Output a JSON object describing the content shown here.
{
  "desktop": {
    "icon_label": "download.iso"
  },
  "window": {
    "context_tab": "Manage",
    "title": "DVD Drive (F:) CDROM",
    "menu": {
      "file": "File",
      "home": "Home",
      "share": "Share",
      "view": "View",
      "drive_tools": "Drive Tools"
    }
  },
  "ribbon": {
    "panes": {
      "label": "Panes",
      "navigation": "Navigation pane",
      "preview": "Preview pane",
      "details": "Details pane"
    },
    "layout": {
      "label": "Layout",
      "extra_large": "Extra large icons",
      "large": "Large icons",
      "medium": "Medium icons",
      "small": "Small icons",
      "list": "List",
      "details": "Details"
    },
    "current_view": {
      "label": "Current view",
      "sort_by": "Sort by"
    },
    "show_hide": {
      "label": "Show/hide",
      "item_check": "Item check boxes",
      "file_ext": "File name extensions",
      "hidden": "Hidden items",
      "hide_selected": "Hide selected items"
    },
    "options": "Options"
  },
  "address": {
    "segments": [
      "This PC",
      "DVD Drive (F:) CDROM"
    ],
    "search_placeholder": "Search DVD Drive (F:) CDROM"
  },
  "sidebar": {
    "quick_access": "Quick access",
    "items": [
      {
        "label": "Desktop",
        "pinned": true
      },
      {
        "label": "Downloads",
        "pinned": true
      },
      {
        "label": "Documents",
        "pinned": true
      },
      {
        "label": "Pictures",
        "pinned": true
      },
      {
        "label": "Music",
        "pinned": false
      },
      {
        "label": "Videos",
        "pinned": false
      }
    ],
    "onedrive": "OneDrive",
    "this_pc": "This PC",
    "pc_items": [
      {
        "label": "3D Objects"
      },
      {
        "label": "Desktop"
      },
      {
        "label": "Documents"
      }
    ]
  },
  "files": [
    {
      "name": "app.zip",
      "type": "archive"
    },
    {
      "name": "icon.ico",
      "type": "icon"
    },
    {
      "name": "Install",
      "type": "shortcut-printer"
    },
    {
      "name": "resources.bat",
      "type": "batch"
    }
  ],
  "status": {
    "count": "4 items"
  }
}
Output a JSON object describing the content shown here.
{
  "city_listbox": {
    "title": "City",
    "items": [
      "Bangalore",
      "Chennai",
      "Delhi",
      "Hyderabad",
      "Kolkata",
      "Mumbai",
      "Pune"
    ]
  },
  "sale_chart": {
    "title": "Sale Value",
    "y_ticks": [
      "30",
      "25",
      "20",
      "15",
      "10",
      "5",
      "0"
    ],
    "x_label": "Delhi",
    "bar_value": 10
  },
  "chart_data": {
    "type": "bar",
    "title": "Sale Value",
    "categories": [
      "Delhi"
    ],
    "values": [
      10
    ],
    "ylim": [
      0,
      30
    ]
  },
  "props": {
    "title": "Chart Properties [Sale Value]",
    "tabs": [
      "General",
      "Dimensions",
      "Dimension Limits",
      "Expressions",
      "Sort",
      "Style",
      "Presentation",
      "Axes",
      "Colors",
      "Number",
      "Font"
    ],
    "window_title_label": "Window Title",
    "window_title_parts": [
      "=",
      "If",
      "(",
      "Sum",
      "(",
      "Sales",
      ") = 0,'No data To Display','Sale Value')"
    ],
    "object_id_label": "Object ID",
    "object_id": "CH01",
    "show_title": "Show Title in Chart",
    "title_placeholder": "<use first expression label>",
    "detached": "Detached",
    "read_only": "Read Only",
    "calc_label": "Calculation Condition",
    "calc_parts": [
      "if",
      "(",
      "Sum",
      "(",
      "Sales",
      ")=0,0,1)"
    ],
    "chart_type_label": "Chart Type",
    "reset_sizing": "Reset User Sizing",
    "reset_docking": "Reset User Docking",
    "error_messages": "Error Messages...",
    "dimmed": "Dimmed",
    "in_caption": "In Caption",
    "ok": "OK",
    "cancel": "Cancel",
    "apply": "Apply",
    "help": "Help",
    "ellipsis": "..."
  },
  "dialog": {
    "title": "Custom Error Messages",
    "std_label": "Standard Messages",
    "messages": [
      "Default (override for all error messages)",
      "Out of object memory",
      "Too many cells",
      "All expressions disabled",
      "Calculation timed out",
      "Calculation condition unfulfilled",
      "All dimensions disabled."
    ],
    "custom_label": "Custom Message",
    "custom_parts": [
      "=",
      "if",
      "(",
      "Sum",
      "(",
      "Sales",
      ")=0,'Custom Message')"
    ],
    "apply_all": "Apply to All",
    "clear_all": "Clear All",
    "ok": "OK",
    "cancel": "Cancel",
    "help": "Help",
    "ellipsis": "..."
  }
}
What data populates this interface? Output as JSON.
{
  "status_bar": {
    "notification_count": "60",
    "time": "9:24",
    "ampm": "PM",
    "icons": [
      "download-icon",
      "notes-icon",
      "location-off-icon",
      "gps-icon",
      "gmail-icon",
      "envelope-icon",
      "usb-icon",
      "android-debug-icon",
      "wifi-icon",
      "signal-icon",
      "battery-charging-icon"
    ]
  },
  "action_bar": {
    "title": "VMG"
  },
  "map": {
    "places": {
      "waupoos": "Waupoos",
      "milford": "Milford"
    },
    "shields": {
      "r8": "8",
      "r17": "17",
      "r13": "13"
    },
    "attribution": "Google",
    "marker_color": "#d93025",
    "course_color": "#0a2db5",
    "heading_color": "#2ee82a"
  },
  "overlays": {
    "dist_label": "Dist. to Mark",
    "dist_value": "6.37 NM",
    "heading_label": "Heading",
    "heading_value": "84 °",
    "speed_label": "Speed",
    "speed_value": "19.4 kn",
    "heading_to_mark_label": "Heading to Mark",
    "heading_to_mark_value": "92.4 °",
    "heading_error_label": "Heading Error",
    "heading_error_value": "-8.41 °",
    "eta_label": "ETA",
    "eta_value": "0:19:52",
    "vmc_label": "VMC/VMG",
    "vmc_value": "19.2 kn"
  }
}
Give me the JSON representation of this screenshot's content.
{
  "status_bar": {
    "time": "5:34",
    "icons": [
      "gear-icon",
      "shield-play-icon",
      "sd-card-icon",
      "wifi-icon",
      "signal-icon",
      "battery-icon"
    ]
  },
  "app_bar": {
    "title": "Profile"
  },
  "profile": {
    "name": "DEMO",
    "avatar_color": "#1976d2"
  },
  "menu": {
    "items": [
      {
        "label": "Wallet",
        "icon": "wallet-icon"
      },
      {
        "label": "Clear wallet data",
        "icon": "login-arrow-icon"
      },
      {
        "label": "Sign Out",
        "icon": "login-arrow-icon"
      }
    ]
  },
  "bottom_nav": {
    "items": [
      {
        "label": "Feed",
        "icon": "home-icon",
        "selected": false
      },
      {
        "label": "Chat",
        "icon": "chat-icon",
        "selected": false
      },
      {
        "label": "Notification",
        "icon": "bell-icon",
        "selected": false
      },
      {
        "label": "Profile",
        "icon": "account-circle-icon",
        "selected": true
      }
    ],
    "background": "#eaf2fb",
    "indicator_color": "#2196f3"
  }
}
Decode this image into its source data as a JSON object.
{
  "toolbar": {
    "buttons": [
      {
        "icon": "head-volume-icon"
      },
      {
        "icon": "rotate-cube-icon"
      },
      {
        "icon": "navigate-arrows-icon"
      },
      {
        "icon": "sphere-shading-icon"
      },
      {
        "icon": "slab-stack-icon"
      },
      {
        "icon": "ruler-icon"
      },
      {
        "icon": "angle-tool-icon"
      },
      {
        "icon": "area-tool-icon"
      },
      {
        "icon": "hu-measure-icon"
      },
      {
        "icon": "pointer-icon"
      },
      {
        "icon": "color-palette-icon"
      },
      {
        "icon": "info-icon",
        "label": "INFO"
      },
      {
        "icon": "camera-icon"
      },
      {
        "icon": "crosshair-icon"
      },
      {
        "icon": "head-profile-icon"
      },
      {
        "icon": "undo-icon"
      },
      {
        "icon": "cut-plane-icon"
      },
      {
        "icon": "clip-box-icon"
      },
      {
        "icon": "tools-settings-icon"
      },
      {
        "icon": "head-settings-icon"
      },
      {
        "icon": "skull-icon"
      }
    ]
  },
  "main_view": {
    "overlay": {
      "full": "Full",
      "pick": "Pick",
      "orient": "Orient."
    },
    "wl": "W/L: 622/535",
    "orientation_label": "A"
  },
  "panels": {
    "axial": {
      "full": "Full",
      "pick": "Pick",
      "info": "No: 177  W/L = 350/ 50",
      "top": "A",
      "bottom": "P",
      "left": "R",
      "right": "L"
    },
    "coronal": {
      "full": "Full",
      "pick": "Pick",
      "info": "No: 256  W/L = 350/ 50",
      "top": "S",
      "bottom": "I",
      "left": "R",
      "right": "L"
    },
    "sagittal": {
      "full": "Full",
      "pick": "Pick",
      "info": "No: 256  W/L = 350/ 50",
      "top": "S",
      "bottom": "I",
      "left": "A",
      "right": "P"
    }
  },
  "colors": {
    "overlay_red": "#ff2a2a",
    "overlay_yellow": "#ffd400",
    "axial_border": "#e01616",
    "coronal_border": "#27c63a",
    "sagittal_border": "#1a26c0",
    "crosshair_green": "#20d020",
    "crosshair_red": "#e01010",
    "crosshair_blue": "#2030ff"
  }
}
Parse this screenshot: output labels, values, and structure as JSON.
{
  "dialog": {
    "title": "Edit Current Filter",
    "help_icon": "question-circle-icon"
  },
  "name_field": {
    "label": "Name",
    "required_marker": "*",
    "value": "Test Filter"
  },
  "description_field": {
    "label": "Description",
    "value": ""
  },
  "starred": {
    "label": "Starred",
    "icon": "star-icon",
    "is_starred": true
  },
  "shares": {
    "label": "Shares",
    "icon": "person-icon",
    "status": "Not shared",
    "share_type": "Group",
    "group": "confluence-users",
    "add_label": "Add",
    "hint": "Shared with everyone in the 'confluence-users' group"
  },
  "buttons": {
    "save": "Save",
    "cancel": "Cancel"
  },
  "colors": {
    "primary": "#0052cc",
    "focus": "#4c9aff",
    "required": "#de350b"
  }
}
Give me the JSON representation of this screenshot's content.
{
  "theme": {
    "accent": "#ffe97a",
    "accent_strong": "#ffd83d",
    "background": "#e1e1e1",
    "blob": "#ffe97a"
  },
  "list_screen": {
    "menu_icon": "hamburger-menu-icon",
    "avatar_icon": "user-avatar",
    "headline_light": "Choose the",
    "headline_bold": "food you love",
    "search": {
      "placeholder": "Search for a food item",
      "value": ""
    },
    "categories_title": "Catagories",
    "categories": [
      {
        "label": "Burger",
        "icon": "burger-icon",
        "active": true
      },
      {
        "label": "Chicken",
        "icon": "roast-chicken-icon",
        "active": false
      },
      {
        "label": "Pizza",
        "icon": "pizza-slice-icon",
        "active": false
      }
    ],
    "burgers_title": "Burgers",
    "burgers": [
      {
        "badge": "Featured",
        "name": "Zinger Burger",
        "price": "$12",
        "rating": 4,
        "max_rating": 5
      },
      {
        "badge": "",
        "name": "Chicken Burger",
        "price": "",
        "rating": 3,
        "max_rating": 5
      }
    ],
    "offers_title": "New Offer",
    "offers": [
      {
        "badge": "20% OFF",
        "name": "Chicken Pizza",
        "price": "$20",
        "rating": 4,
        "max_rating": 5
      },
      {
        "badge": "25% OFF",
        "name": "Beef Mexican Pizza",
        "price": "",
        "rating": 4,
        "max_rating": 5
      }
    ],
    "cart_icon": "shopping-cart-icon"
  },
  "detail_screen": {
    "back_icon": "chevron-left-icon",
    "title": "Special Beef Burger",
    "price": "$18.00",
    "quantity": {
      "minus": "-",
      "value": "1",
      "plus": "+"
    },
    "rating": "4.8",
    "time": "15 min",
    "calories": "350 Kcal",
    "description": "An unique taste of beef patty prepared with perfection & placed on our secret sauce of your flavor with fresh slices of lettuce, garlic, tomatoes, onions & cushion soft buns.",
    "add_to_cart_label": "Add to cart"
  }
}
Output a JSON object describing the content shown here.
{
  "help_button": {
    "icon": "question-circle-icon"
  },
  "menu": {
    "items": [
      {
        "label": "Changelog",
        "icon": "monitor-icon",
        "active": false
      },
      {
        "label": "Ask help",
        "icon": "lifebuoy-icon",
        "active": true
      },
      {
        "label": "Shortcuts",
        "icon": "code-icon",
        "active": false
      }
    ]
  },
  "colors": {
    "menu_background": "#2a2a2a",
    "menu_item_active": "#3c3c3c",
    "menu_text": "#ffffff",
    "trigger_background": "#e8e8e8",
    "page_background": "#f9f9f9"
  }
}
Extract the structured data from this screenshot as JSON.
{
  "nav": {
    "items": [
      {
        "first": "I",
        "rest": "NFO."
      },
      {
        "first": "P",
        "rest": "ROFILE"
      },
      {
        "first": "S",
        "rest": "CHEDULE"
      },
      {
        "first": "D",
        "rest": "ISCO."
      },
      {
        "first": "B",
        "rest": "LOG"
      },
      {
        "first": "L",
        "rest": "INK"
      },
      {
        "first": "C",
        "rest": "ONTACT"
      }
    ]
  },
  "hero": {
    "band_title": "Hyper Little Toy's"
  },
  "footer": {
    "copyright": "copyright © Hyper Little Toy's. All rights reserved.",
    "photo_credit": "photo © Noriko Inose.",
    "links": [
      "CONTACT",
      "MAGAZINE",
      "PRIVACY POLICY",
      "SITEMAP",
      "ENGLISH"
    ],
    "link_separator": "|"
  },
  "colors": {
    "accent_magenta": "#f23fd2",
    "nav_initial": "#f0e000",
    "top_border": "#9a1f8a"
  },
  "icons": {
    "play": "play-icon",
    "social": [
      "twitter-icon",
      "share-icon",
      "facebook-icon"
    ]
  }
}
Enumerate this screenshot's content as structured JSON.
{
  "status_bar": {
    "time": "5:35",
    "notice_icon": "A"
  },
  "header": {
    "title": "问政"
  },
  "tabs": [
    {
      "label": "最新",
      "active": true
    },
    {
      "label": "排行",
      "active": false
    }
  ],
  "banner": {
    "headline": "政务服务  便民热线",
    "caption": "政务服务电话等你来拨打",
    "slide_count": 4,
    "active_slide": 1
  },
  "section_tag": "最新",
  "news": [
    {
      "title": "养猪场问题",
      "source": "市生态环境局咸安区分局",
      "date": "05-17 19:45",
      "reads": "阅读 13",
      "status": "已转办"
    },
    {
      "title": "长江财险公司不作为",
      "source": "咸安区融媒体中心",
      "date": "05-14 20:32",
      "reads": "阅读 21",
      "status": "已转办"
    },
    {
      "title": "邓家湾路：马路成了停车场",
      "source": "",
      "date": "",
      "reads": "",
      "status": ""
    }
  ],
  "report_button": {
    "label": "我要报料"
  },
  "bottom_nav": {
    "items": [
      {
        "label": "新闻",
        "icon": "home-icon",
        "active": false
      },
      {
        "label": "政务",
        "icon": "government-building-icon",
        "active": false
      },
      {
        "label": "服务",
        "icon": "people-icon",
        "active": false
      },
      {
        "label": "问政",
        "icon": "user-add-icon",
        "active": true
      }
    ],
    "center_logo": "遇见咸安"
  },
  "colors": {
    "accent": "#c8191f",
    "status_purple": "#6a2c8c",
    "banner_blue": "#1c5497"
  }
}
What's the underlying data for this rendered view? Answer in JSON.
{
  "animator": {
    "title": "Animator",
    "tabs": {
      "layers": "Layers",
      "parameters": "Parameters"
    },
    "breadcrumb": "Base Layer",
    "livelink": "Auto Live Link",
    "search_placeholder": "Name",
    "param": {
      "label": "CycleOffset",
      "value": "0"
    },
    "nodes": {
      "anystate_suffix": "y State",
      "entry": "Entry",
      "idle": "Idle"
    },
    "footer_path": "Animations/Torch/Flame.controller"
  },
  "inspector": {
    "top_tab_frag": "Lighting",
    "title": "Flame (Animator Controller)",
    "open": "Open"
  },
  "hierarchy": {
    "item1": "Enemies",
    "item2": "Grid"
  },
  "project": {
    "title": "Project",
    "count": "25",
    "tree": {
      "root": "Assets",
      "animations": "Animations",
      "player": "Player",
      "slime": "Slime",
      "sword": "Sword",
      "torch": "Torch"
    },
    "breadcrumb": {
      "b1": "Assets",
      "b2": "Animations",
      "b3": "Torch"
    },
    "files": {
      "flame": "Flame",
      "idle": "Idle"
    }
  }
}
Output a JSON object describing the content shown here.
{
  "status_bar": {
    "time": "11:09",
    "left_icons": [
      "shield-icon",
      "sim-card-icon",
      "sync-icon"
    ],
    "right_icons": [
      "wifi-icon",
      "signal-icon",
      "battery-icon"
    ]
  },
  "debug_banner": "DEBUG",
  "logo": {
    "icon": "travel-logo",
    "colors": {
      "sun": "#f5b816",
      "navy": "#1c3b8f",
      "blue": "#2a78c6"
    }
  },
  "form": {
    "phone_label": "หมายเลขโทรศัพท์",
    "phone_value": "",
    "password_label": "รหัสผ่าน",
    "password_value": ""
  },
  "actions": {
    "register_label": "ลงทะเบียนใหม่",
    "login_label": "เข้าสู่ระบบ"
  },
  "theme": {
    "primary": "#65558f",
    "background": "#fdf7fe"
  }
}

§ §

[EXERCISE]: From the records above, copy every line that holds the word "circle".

[SOLVED EXERCISE]:
        "icon": "account-circle-icon",
    "help_icon": "question-circle-icon"
    "icon": "question-circle-icon"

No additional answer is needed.